=== Section Start ===

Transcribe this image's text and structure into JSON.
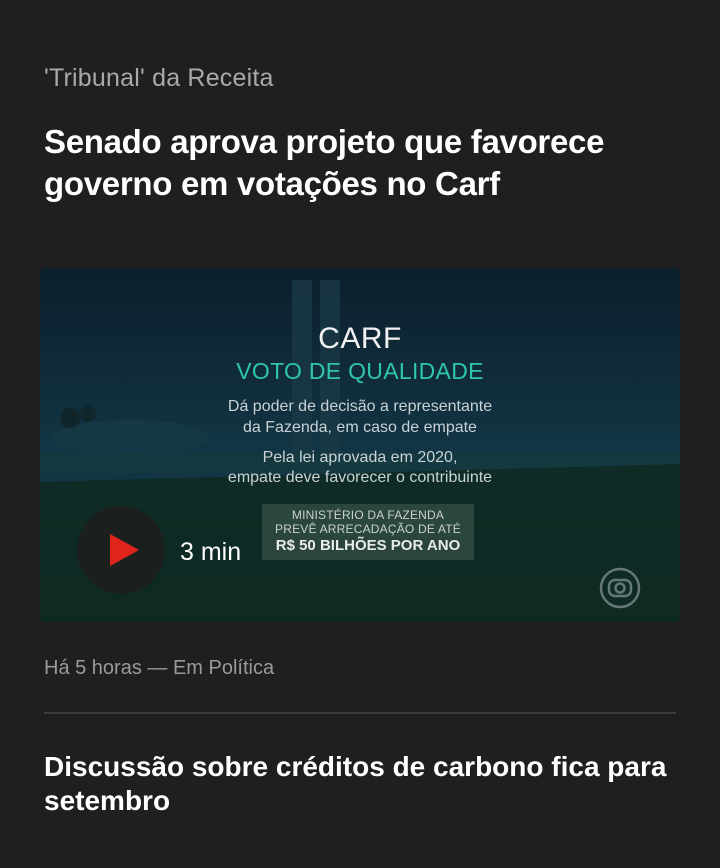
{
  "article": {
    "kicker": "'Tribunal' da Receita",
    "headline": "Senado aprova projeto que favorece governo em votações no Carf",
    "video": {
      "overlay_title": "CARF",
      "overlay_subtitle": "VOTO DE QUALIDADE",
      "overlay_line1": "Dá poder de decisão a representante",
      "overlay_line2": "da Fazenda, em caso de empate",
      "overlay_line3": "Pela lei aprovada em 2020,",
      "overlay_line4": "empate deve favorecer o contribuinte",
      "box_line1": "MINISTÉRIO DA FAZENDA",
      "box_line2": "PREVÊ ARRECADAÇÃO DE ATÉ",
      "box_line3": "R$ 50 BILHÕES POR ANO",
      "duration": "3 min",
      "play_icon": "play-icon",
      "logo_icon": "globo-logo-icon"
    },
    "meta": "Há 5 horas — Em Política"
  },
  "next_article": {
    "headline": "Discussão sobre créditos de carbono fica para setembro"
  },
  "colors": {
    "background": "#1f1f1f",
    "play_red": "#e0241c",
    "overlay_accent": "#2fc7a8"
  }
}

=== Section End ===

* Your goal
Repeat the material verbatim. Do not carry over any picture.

* Answer to this task
Transcribe this image's text and structure into JSON.
{
  "article": {
    "kicker": "'Tribunal' da Receita",
    "headline": "Senado aprova projeto que favorece governo em votações no Carf",
    "video": {
      "overlay_title": "CARF",
      "overlay_subtitle": "VOTO DE QUALIDADE",
      "overlay_line1": "Dá poder de decisão a representante",
      "overlay_line2": "da Fazenda, em caso de empate",
      "overlay_line3": "Pela lei aprovada em 2020,",
      "overlay_line4": "empate deve favorecer o contribuinte",
      "box_line1": "MINISTÉRIO DA FAZENDA",
      "box_line2": "PREVÊ ARRECADAÇÃO DE ATÉ",
      "box_line3": "R$ 50 BILHÕES POR ANO",
      "duration": "3 min",
      "play_icon": "play-icon",
      "logo_icon": "globo-logo-icon"
    },
    "meta": "Há 5 horas — Em Política"
  },
  "next_article": {
    "headline": "Discussão sobre créditos de carbono fica para setembro"
  },
  "colors": {
    "background": "#1f1f1f",
    "play_red": "#e0241c",
    "overlay_accent": "#2fc7a8"
  }
}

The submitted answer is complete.